[Opening Data for analysis section]
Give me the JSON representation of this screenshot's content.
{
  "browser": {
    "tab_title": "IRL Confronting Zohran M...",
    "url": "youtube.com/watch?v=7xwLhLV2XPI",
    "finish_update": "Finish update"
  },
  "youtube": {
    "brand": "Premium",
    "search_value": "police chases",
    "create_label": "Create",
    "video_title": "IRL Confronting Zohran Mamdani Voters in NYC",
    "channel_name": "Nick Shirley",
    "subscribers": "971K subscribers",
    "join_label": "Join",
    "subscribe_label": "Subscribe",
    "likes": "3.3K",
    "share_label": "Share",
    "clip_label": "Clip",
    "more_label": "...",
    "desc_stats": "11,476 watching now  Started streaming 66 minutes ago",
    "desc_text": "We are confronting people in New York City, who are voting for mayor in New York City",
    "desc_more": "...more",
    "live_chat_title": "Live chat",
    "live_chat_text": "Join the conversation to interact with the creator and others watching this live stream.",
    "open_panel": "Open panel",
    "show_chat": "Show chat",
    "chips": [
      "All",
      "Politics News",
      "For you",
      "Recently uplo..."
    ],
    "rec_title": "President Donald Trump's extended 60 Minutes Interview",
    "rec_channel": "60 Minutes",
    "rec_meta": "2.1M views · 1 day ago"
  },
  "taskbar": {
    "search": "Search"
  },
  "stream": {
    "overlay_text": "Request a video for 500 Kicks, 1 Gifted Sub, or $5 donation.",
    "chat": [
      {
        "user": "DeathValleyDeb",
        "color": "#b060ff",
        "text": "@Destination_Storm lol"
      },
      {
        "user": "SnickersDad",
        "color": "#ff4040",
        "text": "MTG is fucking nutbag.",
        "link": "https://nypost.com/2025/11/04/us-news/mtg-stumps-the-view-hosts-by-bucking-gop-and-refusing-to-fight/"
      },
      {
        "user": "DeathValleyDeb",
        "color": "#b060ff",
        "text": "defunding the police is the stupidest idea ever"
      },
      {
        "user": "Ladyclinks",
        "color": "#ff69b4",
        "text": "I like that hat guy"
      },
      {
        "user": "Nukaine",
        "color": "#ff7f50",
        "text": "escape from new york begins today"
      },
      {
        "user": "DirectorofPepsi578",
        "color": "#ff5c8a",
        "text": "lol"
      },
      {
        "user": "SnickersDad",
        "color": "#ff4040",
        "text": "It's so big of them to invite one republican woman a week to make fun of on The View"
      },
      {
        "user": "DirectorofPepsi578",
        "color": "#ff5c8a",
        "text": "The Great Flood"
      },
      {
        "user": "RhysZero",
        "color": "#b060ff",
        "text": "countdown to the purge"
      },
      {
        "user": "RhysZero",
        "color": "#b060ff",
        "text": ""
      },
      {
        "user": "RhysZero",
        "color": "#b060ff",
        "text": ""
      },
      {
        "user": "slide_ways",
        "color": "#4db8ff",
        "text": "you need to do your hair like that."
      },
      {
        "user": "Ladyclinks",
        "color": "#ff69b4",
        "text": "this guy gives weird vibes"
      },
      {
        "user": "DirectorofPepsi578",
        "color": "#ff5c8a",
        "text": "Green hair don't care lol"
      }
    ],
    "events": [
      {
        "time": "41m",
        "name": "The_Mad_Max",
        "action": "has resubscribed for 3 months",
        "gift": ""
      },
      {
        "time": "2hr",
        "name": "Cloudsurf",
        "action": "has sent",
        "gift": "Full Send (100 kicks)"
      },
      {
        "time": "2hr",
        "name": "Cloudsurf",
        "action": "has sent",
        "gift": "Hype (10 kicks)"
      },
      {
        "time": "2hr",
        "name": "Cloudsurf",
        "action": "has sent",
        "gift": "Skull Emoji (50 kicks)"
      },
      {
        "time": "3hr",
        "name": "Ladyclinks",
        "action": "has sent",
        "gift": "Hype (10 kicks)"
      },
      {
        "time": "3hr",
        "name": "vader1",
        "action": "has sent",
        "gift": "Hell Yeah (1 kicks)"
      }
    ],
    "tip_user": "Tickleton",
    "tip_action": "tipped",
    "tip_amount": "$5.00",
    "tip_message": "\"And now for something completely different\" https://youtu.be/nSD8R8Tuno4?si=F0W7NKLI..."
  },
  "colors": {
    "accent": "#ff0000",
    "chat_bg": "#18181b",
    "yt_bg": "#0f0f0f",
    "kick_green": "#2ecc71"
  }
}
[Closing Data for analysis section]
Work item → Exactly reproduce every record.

Exercise answer →
Give me the JSON representation of this screenshot's content.
{
  "browser": {
    "tab_title": "IRL Confronting Zohran M...",
    "url": "youtube.com/watch?v=7xwLhLV2XPI",
    "finish_update": "Finish update"
  },
  "youtube": {
    "brand": "Premium",
    "search_value": "police chases",
    "create_label": "Create",
    "video_title": "IRL Confronting Zohran Mamdani Voters in NYC",
    "channel_name": "Nick Shirley",
    "subscribers": "971K subscribers",
    "join_label": "Join",
    "subscribe_label": "Subscribe",
    "likes": "3.3K",
    "share_label": "Share",
    "clip_label": "Clip",
    "more_label": "...",
    "desc_stats": "11,476 watching now  Started streaming 66 minutes ago",
    "desc_text": "We are confronting people in New York City, who are voting for mayor in New York City",
    "desc_more": "...more",
    "live_chat_title": "Live chat",
    "live_chat_text": "Join the conversation to interact with the creator and others watching this live stream.",
    "open_panel": "Open panel",
    "show_chat": "Show chat",
    "chips": [
      "All",
      "Politics News",
      "For you",
      "Recently uplo..."
    ],
    "rec_title": "President Donald Trump's extended 60 Minutes Interview",
    "rec_channel": "60 Minutes",
    "rec_meta": "2.1M views · 1 day ago"
  },
  "taskbar": {
    "search": "Search"
  },
  "stream": {
    "overlay_text": "Request a video for 500 Kicks, 1 Gifted Sub, or $5 donation.",
    "chat": [
      {
        "user": "DeathValleyDeb",
        "color": "#b060ff",
        "text": "@Destination_Storm lol"
      },
      {
        "user": "SnickersDad",
        "color": "#ff4040",
        "text": "MTG is fucking nutbag.",
        "link": "https://nypost.com/2025/11/04/us-news/mtg-stumps-the-view-hosts-by-bucking-gop-and-refusing-to-fight/"
      },
      {
        "user": "DeathValleyDeb",
        "color": "#b060ff",
        "text": "defunding the police is the stupidest idea ever"
      },
      {
        "user": "Ladyclinks",
        "color": "#ff69b4",
        "text": "I like that hat guy"
      },
      {
        "user": "Nukaine",
        "color": "#ff7f50",
        "text": "escape from new york begins today"
      },
      {
        "user": "DirectorofPepsi578",
        "color": "#ff5c8a",
        "text": "lol"
      },
      {
        "user": "SnickersDad",
        "color": "#ff4040",
        "text": "It's so big of them to invite one republican woman a week to make fun of on The View"
      },
      {
        "user": "DirectorofPepsi578",
        "color": "#ff5c8a",
        "text": "The Great Flood"
      },
      {
        "user": "RhysZero",
        "color": "#b060ff",
        "text": "countdown to the purge"
      },
      {
        "user": "RhysZero",
        "color": "#b060ff",
        "text": ""
      },
      {
        "user": "RhysZero",
        "color": "#b060ff",
        "text": ""
      },
      {
        "user": "slide_ways",
        "color": "#4db8ff",
        "text": "you need to do your hair like that."
      },
      {
        "user": "Ladyclinks",
        "color": "#ff69b4",
        "text": "this guy gives weird vibes"
      },
      {
        "user": "DirectorofPepsi578",
        "color": "#ff5c8a",
        "text": "Green hair don't care lol"
      }
    ],
    "events": [
      {
        "time": "41m",
        "name": "The_Mad_Max",
        "action": "has resubscribed for 3 months",
        "gift": ""
      },
      {
        "time": "2hr",
        "name": "Cloudsurf",
        "action": "has sent",
        "gift": "Full Send (100 kicks)"
      },
      {
        "time": "2hr",
        "name": "Cloudsurf",
        "action": "has sent",
        "gift": "Hype (10 kicks)"
      },
      {
        "time": "2hr",
        "name": "Cloudsurf",
        "action": "has sent",
        "gift": "Skull Emoji (50 kicks)"
      },
      {
        "time": "3hr",
        "name": "Ladyclinks",
        "action": "has sent",
        "gift": "Hype (10 kicks)"
      },
      {
        "time": "3hr",
        "name": "vader1",
        "action": "has sent",
        "gift": "Hell Yeah (1 kicks)"
      }
    ],
    "tip_user": "Tickleton",
    "tip_action": "tipped",
    "tip_amount": "$5.00",
    "tip_message": "\"And now for something completely different\" https://youtu.be/nSD8R8Tuno4?si=F0W7NKLI..."
  },
  "colors": {
    "accent": "#ff0000",
    "chat_bg": "#18181b",
    "yt_bg": "#0f0f0f",
    "kick_green": "#2ecc71"
  }
}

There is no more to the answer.